Data records for software interfaces:

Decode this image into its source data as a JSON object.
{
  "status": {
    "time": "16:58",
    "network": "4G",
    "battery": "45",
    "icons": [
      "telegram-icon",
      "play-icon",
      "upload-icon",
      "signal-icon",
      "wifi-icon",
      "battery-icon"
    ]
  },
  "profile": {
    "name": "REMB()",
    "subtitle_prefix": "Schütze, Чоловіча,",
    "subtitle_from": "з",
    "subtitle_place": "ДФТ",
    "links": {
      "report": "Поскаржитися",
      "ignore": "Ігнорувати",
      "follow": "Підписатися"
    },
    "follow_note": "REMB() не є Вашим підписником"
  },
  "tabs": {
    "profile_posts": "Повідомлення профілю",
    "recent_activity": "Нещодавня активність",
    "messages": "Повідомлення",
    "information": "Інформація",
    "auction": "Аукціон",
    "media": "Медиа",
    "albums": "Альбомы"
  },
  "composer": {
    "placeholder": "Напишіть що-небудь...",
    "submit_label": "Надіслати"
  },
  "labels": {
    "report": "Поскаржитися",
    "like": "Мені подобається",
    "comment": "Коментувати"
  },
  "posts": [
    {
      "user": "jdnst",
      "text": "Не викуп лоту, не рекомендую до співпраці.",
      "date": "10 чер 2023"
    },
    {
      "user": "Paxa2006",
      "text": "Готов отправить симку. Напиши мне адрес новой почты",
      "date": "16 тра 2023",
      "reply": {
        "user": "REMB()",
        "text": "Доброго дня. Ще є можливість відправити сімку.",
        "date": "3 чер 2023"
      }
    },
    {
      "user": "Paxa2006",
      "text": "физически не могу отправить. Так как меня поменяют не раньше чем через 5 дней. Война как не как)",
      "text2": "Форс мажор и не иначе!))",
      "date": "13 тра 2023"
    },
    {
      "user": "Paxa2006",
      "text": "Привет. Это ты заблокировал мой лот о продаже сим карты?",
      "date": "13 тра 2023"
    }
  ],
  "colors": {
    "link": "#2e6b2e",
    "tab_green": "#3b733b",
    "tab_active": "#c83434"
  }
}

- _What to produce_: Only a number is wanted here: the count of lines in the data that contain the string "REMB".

- _Result for this task_: 3